Cliff slandered the views of Shachtman and his comrades because they were the main competitors of his “state capitalism” as the alternative to the workers’ state label. A combination of misrepresentation, oft repeated, together with a certain plagiarism all those years ago, served to rub out the real issues. The crowning glory of the British SWP, a 50-year tradition built around “state capitalism” is a sham, built on a mythology about bureaucratic collectivism. This theory was not without its problems, but they should be discussed honestly and on their merits. As a body of work, bureaucratic collectivism was a substantial contribution towards an understanding of the USSR, Eastern Europe and China in their formative years, and should be one of the reference points for those who want to revive and renew the real Marxist tradition.
1. Shachtman, “A Left-Wing of the Labour Movement ?”, New International, September 1949.

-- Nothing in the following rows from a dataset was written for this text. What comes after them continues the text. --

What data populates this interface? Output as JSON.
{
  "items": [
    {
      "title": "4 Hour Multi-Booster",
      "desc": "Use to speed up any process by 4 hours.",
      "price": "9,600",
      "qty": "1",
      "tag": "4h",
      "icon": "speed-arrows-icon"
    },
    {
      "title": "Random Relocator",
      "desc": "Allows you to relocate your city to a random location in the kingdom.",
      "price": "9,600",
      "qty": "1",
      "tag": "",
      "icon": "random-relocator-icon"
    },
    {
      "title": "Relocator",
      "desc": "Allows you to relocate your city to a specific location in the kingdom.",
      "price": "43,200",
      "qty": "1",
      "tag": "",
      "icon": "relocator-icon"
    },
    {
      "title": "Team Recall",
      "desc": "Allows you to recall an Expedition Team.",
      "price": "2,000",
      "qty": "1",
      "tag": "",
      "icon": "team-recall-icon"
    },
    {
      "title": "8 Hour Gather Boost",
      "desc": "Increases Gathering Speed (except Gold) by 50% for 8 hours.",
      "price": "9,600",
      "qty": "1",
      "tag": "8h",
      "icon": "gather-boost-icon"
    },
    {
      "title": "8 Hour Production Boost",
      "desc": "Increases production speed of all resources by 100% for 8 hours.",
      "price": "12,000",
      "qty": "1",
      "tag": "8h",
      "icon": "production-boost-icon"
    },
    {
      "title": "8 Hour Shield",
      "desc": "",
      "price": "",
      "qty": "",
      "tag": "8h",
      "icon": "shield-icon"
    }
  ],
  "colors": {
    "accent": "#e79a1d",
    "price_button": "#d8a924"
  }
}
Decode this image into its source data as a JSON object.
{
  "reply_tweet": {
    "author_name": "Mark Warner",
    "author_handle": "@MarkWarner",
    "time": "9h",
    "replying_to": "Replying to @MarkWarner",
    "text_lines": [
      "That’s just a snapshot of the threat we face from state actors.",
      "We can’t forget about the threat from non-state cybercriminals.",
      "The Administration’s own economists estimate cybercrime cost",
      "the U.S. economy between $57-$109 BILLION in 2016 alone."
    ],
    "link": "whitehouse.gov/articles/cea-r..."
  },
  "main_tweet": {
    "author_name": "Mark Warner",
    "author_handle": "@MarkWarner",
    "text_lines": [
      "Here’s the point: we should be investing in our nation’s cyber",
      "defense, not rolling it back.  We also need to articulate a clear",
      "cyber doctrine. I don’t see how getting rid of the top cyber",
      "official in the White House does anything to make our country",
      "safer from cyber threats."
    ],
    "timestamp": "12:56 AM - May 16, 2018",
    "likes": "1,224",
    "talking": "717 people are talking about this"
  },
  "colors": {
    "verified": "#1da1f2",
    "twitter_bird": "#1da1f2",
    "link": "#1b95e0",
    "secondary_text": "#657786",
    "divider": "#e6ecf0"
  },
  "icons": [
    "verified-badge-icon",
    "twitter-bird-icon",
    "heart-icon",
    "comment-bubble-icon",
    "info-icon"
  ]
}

2. See Hallas, “The Stalinist Parties”, Socialist Review, July 1951, in Hallas (ed) 1971. Cannon wrote: “It has been our general practice to combine in general day-to-day trade union work with the progressives and even the conservative labor fakers against the Stalinists. We have been correct from this point of view, that while the conservatives and traditional labor skates are no better than the Stalinists, are no less betrayers in the long run, they have different bases of existence. The Stalinist base is the bureaucracy of the Soviet Union. They are perfectly willing to disrupt a trade union in defense of the foreign policy of Stalin. The traditional labor fakers have no roots in Russia nor any support in its powerful bureaucracy. Their only base of existence is the trade union; if the union is not preserved they have no further existence as trade union leaders. That tends to make them, from self-interest, a little more loyal to the unions than the Stalinists. That is why we have been correct in most cases in combining with them as against the Stalinists in purely union affairs.” Cannon, 19th October 1940. Printed in Evans, L. (ed.), James P. Cannon: Writings and Speeches, 1940-43 — The Socialist Workers’ Party in World War II. (1975: 88-89).
3. Trotsky, ‘The Comintern and the GPU’, 17th August 1940. First published in Fourth International, November 1940. In Breitman (ed.) Writings 1939-40, (1973: 350-351).
4. ISL ‘Capitalism, Stalinism and the War’, New International, April (1949: 116, 126)
5. ISL Theses, Labor Action, 15th July (1957: 6-7)
6. For some proof of the connections between Cliff and the Shachtmanites, see the testimony of Ken Coates and Stan Newens in Workers’ Liberty, 18, February 1995. Draper (1956), Workers’ Liberty, No.49, September (1998: 43)
Other reading on Cliff, state capitalism and the SWP:
“The Great Gadsby” (an obituary of Cliff), Workers’ Liberty 64-5.
“Cliff’s state capitalism revisited”, Workers’ Liberty 56.